>>>
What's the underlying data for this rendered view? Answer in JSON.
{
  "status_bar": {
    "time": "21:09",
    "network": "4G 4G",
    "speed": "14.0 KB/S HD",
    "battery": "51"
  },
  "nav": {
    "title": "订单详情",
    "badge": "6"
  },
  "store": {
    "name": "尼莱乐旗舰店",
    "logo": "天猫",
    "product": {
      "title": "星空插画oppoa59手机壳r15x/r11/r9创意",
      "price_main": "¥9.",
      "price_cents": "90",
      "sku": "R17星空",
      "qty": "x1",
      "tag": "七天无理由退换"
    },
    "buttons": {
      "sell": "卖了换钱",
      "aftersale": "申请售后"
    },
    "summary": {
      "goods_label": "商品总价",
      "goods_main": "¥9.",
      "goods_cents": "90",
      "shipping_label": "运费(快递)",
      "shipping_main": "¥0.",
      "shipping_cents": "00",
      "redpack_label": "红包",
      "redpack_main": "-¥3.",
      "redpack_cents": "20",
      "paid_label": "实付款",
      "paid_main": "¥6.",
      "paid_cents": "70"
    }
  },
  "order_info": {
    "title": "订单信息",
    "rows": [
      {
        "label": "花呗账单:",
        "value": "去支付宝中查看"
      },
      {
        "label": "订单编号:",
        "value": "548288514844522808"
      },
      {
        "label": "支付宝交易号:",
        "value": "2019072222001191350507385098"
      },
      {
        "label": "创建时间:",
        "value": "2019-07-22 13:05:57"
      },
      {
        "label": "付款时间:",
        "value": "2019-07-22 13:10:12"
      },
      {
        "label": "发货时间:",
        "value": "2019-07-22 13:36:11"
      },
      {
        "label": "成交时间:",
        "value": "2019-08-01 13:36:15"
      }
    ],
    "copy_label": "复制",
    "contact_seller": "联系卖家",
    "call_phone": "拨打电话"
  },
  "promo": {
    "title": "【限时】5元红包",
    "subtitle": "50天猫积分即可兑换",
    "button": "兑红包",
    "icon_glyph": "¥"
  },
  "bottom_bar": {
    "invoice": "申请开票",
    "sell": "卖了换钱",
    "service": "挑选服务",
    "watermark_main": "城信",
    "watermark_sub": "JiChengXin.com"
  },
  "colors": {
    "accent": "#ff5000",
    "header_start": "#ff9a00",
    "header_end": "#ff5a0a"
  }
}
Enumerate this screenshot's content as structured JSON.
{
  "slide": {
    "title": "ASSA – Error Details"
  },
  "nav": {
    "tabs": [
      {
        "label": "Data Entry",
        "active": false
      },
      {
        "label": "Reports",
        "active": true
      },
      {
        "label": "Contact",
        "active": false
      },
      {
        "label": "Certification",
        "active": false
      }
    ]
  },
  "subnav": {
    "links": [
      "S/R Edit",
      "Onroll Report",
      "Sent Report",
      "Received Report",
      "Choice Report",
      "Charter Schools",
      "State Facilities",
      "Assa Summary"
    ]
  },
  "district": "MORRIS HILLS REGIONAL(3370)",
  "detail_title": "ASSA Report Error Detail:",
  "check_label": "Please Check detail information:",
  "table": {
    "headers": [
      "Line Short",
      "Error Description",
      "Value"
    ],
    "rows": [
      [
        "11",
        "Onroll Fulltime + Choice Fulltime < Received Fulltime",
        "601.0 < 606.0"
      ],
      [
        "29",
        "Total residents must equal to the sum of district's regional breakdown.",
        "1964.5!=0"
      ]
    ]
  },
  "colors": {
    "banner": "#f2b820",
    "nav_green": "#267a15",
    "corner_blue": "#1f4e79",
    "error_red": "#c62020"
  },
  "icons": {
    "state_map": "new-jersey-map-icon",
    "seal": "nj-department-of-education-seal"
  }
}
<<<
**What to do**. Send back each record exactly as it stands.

**Response area**.
What's the underlying data for this rendered view? Answer in JSON.
{
  "status_bar": {
    "time": "21:09",
    "network": "4G 4G",
    "speed": "14.0 KB/S HD",
    "battery": "51"
  },
  "nav": {
    "title": "订单详情",
    "badge": "6"
  },
  "store": {
    "name": "尼莱乐旗舰店",
    "logo": "天猫",
    "product": {
      "title": "星空插画oppoa59手机壳r15x/r11/r9创意",
      "price_main": "¥9.",
      "price_cents": "90",
      "sku": "R17星空",
      "qty": "x1",
      "tag": "七天无理由退换"
    },
    "buttons": {
      "sell": "卖了换钱",
      "aftersale": "申请售后"
    },
    "summary": {
      "goods_label": "商品总价",
      "goods_main": "¥9.",
      "goods_cents": "90",
      "shipping_label": "运费(快递)",
      "shipping_main": "¥0.",
      "shipping_cents": "00",
      "redpack_label": "红包",
      "redpack_main": "-¥3.",
      "redpack_cents": "20",
      "paid_label": "实付款",
      "paid_main": "¥6.",
      "paid_cents": "70"
    }
  },
  "order_info": {
    "title": "订单信息",
    "rows": [
      {
        "label": "花呗账单:",
        "value": "去支付宝中查看"
      },
      {
        "label": "订单编号:",
        "value": "548288514844522808"
      },
      {
        "label": "支付宝交易号:",
        "value": "2019072222001191350507385098"
      },
      {
        "label": "创建时间:",
        "value": "2019-07-22 13:05:57"
      },
      {
        "label": "付款时间:",
        "value": "2019-07-22 13:10:12"
      },
      {
        "label": "发货时间:",
        "value": "2019-07-22 13:36:11"
      },
      {
        "label": "成交时间:",
        "value": "2019-08-01 13:36:15"
      }
    ],
    "copy_label": "复制",
    "contact_seller": "联系卖家",
    "call_phone": "拨打电话"
  },
  "promo": {
    "title": "【限时】5元红包",
    "subtitle": "50天猫积分即可兑换",
    "button": "兑红包",
    "icon_glyph": "¥"
  },
  "bottom_bar": {
    "invoice": "申请开票",
    "sell": "卖了换钱",
    "service": "挑选服务",
    "watermark_main": "城信",
    "watermark_sub": "JiChengXin.com"
  },
  "colors": {
    "accent": "#ff5000",
    "header_start": "#ff9a00",
    "header_end": "#ff5a0a"
  }
}
Enumerate this screenshot's content as structured JSON.
{
  "slide": {
    "title": "ASSA – Error Details"
  },
  "nav": {
    "tabs": [
      {
        "label": "Data Entry",
        "active": false
      },
      {
        "label": "Reports",
        "active": true
      },
      {
        "label": "Contact",
        "active": false
      },
      {
        "label": "Certification",
        "active": false
      }
    ]
  },
  "subnav": {
    "links": [
      "S/R Edit",
      "Onroll Report",
      "Sent Report",
      "Received Report",
      "Choice Report",
      "Charter Schools",
      "State Facilities",
      "Assa Summary"
    ]
  },
  "district": "MORRIS HILLS REGIONAL(3370)",
  "detail_title": "ASSA Report Error Detail:",
  "check_label": "Please Check detail information:",
  "table": {
    "headers": [
      "Line Short",
      "Error Description",
      "Value"
    ],
    "rows": [
      [
        "11",
        "Onroll Fulltime + Choice Fulltime < Received Fulltime",
        "601.0 < 606.0"
      ],
      [
        "29",
        "Total residents must equal to the sum of district's regional breakdown.",
        "1964.5!=0"
      ]
    ]
  },
  "colors": {
    "banner": "#f2b820",
    "nav_green": "#267a15",
    "corner_blue": "#1f4e79",
    "error_red": "#c62020"
  },
  "icons": {
    "state_map": "new-jersey-map-icon",
    "seal": "nj-department-of-education-seal"
  }
}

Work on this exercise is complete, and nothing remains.